When he wasn’t wreaking havoc on opposing offenses as a defensive standout for the Montana State University Bobcats, Aaron Papich was learning the intricacies of the game from his coaches, with an eye toward one day running his own program.
Papich has now spent roughly a decade coaching football, building relationships and enjoying his time as a coach. He’s now taking the reins as the head coach of Powell High School’s football program.
“This opportunity is pretty awesome, to come into Powell and be part of the great tradition of excellence that they have, both athletically and academically, is a big honor,” Papich said.
PHS Athletic Director Tim Wormald said Papich was one of four “highly-qualified” candidates who interviewed for the position, and that Papich impressed with his vision of where he wanted the program to go.
“He [Papich] is really focused on football being a means of teaching kids about life and helping them develop character,” Wormald said. “The committee was really impressed with him.”
Calling Papich a “motivator,” Wormald said the coach brings experience in a variety of different sports at many different levels.
“He [Papich] brings experience as a player and a coach to the table that I think is going to be a good fit,” he said. “He’ll keep an eye on things that are bigger than just Xs and Os. At the high school level, Xs and Os are good, you need to be solid in those. But they’ll only get you so far. You have to be able to motivate and keep the big picture in mind, which is helping kids become young men and be better prepared for life.”
Papich began his high school coaching career as an assistant for two seasons under Jon Vance at Kelly Walsh High School in Casper. He then spent two seasons at Burlington, one as head coach, before working as an assistant last season at Riverton. He also coached a year under former Panther head coach Chanler Buck for a season, giving him an idea of what to expect when he returns to Powell; Buck left the position last month to become Powell Middle School’s activities director/assistant principal.
“Coaching with Chanler [Buck] was an awesome experience, and it helps to already have some relationships formed [in the area],” Papich said. “Going back to Powell will definitely help with the transition.”
Papich credits the impact his own coaches had on him as a young player with giving him the desire to become a coach and a teacher.
“Without football, I don’t think I’d be who I am today,” he said. “It helped me to achieve success in school, and once I got to college, I wasn’t sure what I wanted to do. My coaches taught me the importance of staying focused on my studies and helped me to realize what I wanted to do.”

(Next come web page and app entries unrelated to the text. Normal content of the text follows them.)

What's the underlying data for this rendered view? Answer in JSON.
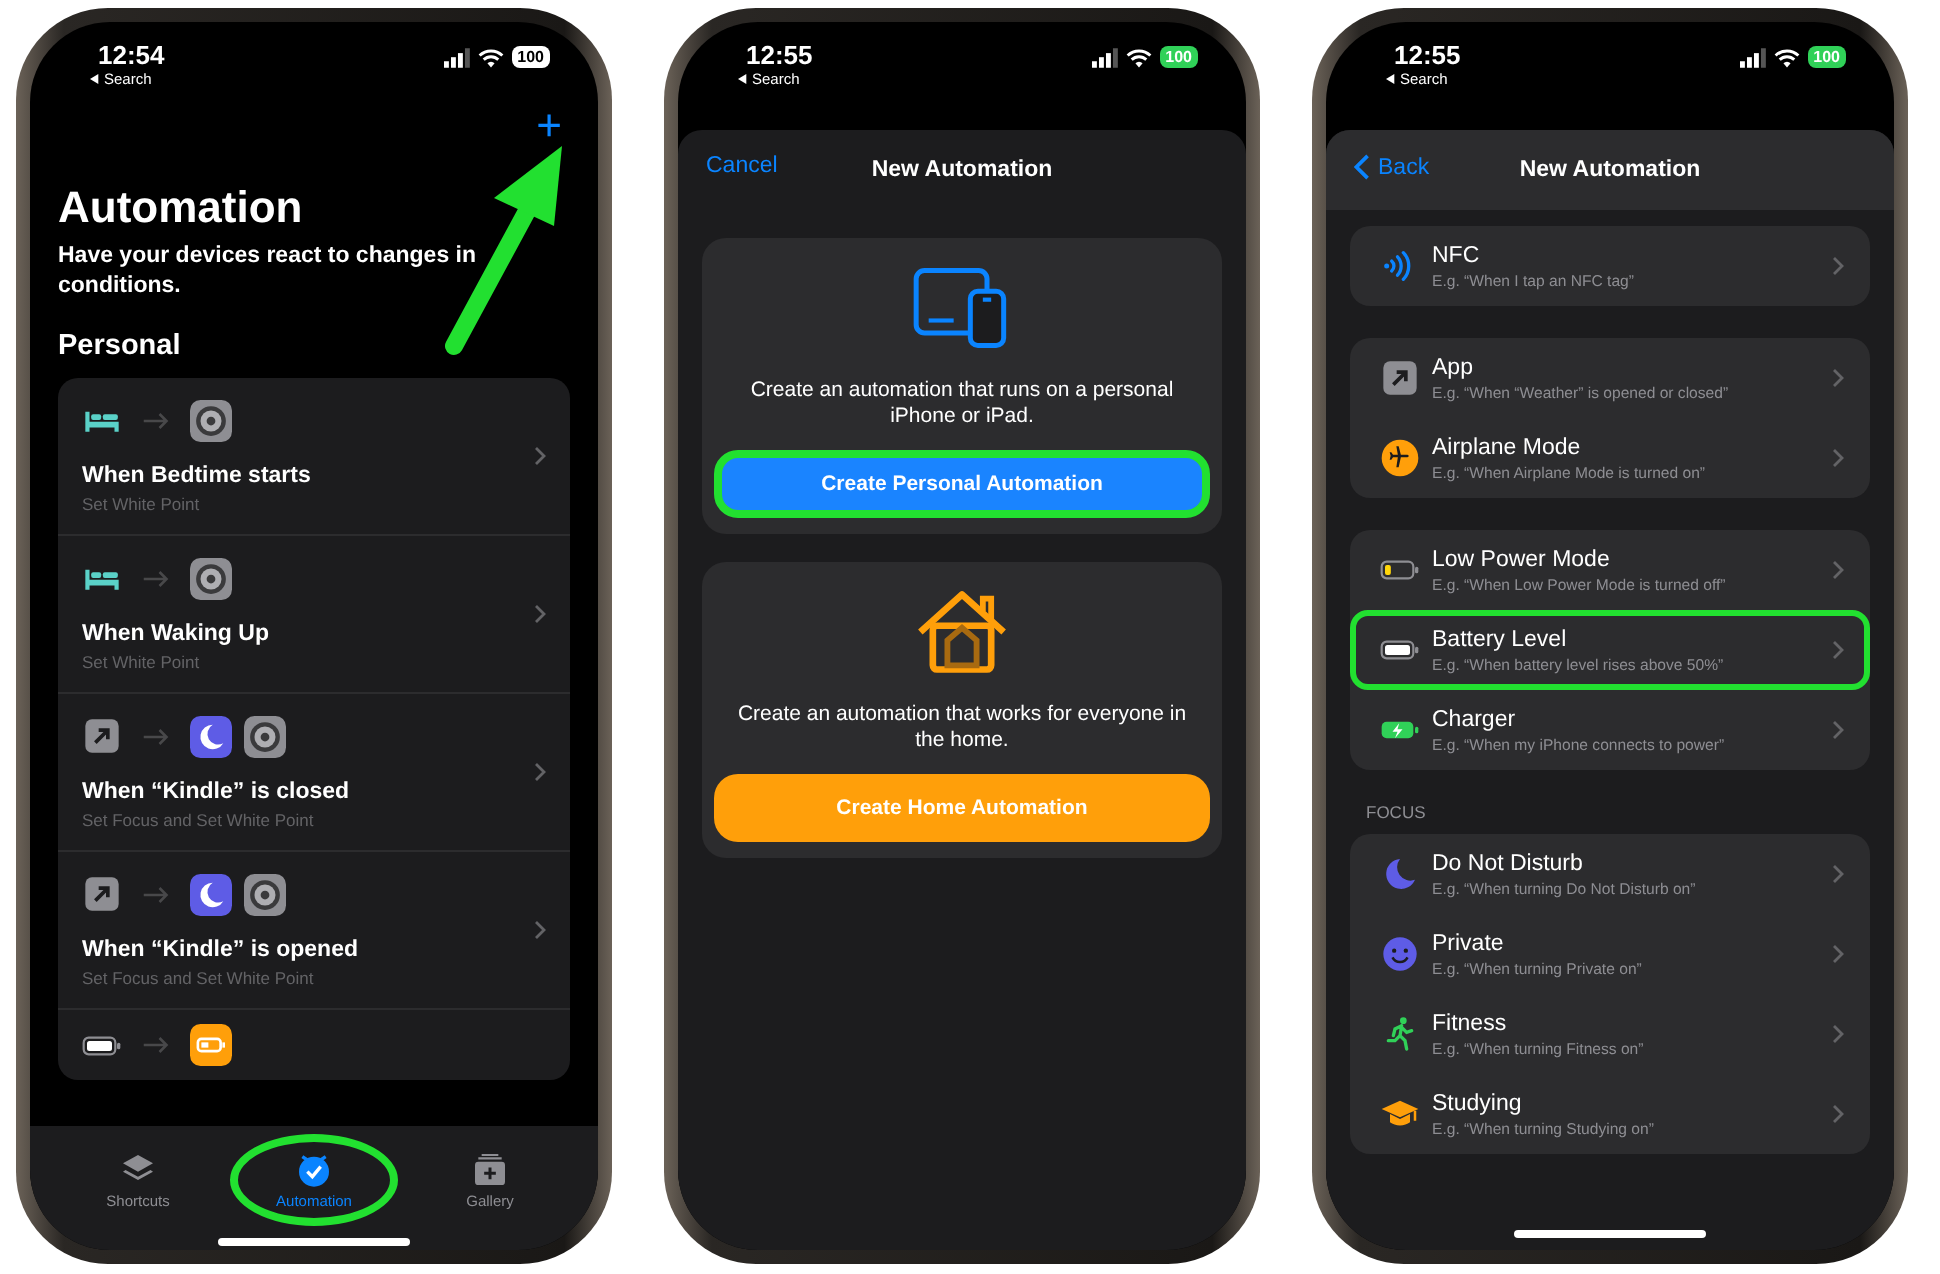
{
  "phones": [
    {
      "kind": "automations",
      "status": {
        "time": "12:54",
        "back_label": "Search",
        "battery": "100",
        "charging": false
      },
      "add_button": {
        "label": "+",
        "highlighted": true
      },
      "title": "Automation",
      "subtitle": "Have your devices react to changes in conditions.",
      "section": "Personal",
      "automations": [
        {
          "trigger": {
            "kind": "bed"
          },
          "actions": [
            {
              "kind": "settings"
            }
          ],
          "title": "When Bedtime starts",
          "detail": "Set White Point"
        },
        {
          "trigger": {
            "kind": "bed"
          },
          "actions": [
            {
              "kind": "settings"
            }
          ],
          "title": "When Waking Up",
          "detail": "Set White Point"
        },
        {
          "trigger": {
            "kind": "app"
          },
          "actions": [
            {
              "kind": "focus"
            },
            {
              "kind": "settings"
            }
          ],
          "title": "When “Kindle” is closed",
          "detail": "Set Focus and Set White Point"
        },
        {
          "trigger": {
            "kind": "app"
          },
          "actions": [
            {
              "kind": "focus"
            },
            {
              "kind": "settings"
            }
          ],
          "title": "When “Kindle” is opened",
          "detail": "Set Focus and Set White Point"
        },
        {
          "trigger": {
            "kind": "battery"
          },
          "actions": [
            {
              "kind": "low-power"
            }
          ]
        }
      ],
      "tabs": [
        {
          "kind": "layers",
          "label": "Shortcuts",
          "selected": false,
          "highlighted": false
        },
        {
          "kind": "automation",
          "label": "Automation",
          "selected": true,
          "highlighted": true
        },
        {
          "kind": "gallery",
          "label": "Gallery",
          "selected": false,
          "highlighted": false
        }
      ]
    },
    {
      "kind": "new-automation",
      "status": {
        "time": "12:55",
        "back_label": "Search",
        "battery": "100",
        "charging": true
      },
      "cancel": "Cancel",
      "title": "New Automation",
      "options": [
        {
          "kind": "devices",
          "text": "Create an automation that runs on a personal iPhone or iPad.",
          "button": "Create Personal Automation",
          "color": "#1a84ff",
          "highlighted": true
        },
        {
          "kind": "home",
          "text": "Create an automation that works for everyone in the home.",
          "button": "Create Home Automation",
          "color": "#ff9f0a",
          "highlighted": false
        }
      ]
    },
    {
      "kind": "triggers",
      "status": {
        "time": "12:55",
        "back_label": "Search",
        "battery": "100",
        "charging": true
      },
      "back": "Back",
      "title": "New Automation",
      "groups": [
        {
          "rows": [
            {
              "kind": "nfc",
              "title": "NFC",
              "example": "E.g. “When I tap an NFC tag”",
              "highlighted": false
            }
          ]
        },
        {
          "rows": [
            {
              "kind": "app",
              "title": "App",
              "example": "E.g. “When “Weather” is opened or closed”",
              "highlighted": false
            },
            {
              "kind": "airplane",
              "title": "Airplane Mode",
              "example": "E.g. “When Airplane Mode is turned on”",
              "highlighted": false
            }
          ]
        },
        {
          "rows": [
            {
              "kind": "battery-low",
              "title": "Low Power Mode",
              "example": "E.g. “When Low Power Mode is turned off”",
              "highlighted": false
            },
            {
              "kind": "battery",
              "title": "Battery Level",
              "example": "E.g. “When battery level rises above 50%”",
              "highlighted": true
            },
            {
              "kind": "charger",
              "title": "Charger",
              "example": "E.g. “When my iPhone connects to power”",
              "highlighted": false
            }
          ]
        },
        {
          "header": "FOCUS",
          "rows": [
            {
              "kind": "moon",
              "title": "Do Not Disturb",
              "example": "E.g. “When turning Do Not Disturb on”",
              "highlighted": false
            },
            {
              "kind": "smiley",
              "title": "Private",
              "example": "E.g. “When turning Private on”",
              "highlighted": false
            },
            {
              "kind": "runner",
              "title": "Fitness",
              "example": "E.g. “When turning Fitness on”",
              "highlighted": false
            },
            {
              "kind": "cap",
              "title": "Studying",
              "example": "E.g. “When turning Studying on”",
              "highlighted": false
            }
          ]
        }
      ]
    }
  ]
}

Papich’s football career with Montana State began as an unheralded walk-on from Great Falls, Montana, and culminated in his being named a two-time All-Big Sky selection for the Bobcats.
Even with all the success he achieved as a player, Papich said he’s most proud of graduating with a degree.
“Having that degree was huge, because it meant I could move forward in my life and begin my career,” he said. “I’ve become a better husband and a better father by having my degree and becoming a teacher.”
As for his coaching style, Papich has a three-tier approach that encompasses personal development, the importance of academic achievement and football performance.
“Attitude and effort, I want that to be the culture in Powell,” Papich said. “It’s all about showing up every day ready to go. When you step foot on that field, you’re giving everything you got.”
The Panthers have a rich football tradition, with eight state titles to their credit. They played for a ninth state title just two seasons ago under Buck, and Papich knows he has some big shoes to fill. But he’s ready for the challenge.
“It’s a great program, and Coach Buck did an awesome job,” Papich said. “There’s tradition and a standard of excellence that’s very high. I want our kids to be successful, but more importantly, I want our kids to be a success in life. That’s really what I lean on.”
Papich said his team won’t be in a hurry to delve into strategy and plays right away; it will start with personal development and academic achievement.
“The Xs and Os, that’s the easiest thing,” Papich explained. “I want to win more than anyone, believe me. But what I’ve learned is that if you sacrifice your priorities, it will end up getting you. It may not be in the short-term, but it will eventually get you. I’m not in a hurry. I want to marinate in our core values, our core beliefs.”
Those values include being a good person, taking care of things in the classroom and maintaining relationships.
“When all those things are taken care of, then we’re ready to play football,” Papich said. “But you’ve got to lay that out there first. Those things have to be there. If you jump right to the football, it’s going to get you. There’s too much going on in these kids’ lives, and I don’t think that football’s the most important thing for them. It’s about priorities.”
Once the players step on the field, however, expectations will be high.
“Again, it goes back to attitude and effort,” Papich said. “The excellence we strive for in the classroom will then extend to the field.”
Papich and his family already have a home here. He said that what he enjoyed the most about his time in Powell a couple of seasons ago was the people.
“People in Powell really stick together and take care of each other,” he said. “That’s what I’m really looking forward to.”
Papich will hit the ground running this summer, beginning with a Panther Pride Football Kids Camp, scheduled for June 4-7.
Pre-registration is taking place at PHS today (Thursday) from 5-6 p.m. There is also a parent football orientation meeting scheduled for Tuesday, June 5 at 6 p.m. in the PHS Gym.